------ DATA LISTING ------
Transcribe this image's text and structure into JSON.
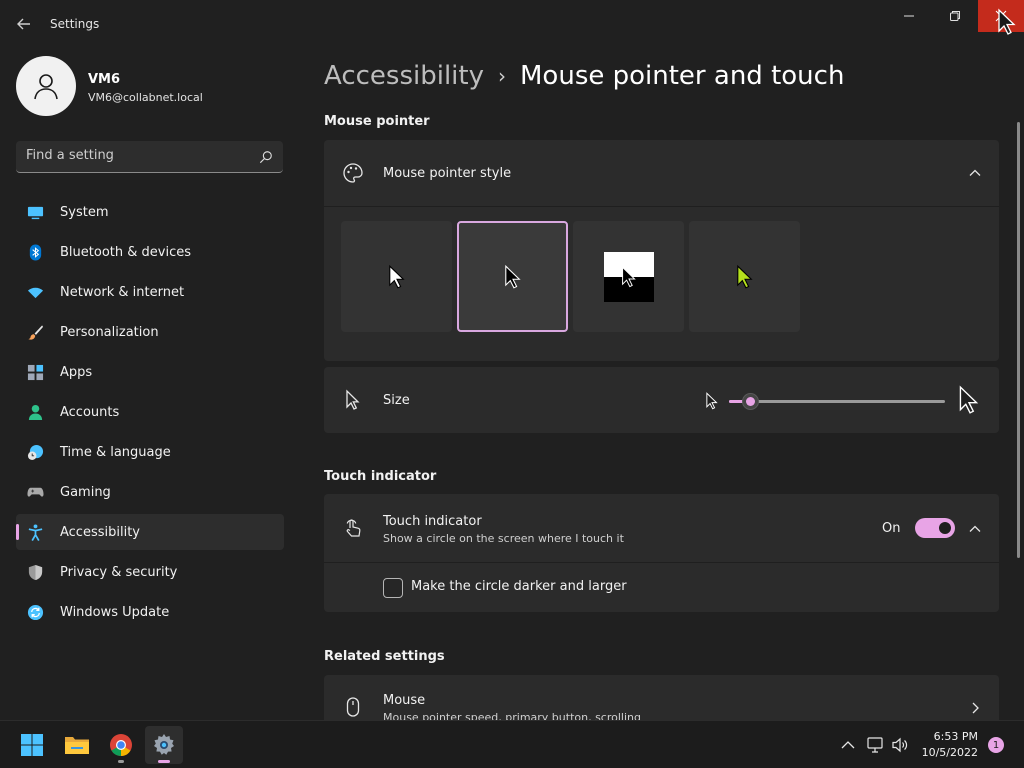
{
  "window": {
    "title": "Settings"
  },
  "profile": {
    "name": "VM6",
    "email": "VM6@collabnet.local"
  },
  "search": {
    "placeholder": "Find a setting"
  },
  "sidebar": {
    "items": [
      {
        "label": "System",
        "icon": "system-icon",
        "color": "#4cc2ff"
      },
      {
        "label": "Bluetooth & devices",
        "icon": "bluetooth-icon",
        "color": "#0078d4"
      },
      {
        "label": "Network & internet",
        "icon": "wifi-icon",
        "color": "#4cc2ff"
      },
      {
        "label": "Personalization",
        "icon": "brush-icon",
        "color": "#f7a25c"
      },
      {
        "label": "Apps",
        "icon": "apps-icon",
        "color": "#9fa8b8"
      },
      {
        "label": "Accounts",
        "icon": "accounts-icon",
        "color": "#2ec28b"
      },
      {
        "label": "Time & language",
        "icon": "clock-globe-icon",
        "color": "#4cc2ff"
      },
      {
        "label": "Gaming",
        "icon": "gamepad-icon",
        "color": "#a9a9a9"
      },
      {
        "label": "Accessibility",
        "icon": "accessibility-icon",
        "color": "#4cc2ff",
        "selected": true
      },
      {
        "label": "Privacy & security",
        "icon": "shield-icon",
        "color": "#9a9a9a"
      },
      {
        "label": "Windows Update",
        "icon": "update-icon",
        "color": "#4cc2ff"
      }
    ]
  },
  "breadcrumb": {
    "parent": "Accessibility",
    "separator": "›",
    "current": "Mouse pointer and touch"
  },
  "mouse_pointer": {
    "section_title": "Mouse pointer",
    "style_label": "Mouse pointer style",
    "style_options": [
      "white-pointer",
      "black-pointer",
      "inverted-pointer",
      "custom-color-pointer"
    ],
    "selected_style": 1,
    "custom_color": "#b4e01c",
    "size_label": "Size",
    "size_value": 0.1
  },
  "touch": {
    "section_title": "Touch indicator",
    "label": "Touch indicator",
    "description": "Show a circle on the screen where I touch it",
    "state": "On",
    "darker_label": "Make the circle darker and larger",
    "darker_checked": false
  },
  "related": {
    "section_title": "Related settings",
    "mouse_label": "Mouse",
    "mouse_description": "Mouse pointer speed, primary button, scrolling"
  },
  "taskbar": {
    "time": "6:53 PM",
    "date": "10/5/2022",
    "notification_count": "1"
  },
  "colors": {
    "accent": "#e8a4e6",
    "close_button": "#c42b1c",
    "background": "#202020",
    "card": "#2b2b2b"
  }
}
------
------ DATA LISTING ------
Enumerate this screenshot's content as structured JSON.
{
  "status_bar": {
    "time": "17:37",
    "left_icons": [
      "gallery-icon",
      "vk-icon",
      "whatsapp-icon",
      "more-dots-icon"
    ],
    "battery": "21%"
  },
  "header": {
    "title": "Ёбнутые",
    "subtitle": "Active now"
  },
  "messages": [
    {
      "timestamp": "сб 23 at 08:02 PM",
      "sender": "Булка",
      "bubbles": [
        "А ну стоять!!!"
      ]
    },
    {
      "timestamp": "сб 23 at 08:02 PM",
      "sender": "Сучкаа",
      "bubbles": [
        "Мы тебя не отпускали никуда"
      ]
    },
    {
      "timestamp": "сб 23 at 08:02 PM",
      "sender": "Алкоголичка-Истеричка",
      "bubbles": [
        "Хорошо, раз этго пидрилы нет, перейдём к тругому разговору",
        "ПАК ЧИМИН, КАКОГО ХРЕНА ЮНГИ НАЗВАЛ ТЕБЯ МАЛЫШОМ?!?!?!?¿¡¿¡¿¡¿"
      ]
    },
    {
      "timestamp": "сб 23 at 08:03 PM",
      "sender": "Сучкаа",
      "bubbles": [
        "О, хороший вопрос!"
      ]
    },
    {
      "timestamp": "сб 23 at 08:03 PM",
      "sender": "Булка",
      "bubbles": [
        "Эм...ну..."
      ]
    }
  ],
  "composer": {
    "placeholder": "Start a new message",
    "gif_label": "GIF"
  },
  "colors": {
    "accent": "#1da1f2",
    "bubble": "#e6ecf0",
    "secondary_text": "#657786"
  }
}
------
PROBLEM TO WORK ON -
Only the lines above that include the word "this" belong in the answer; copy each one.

RESULT OF THE EXERCISE -
Transcribe this image's text and structure into JSON.
Enumerate this screenshot's content as structured JSON.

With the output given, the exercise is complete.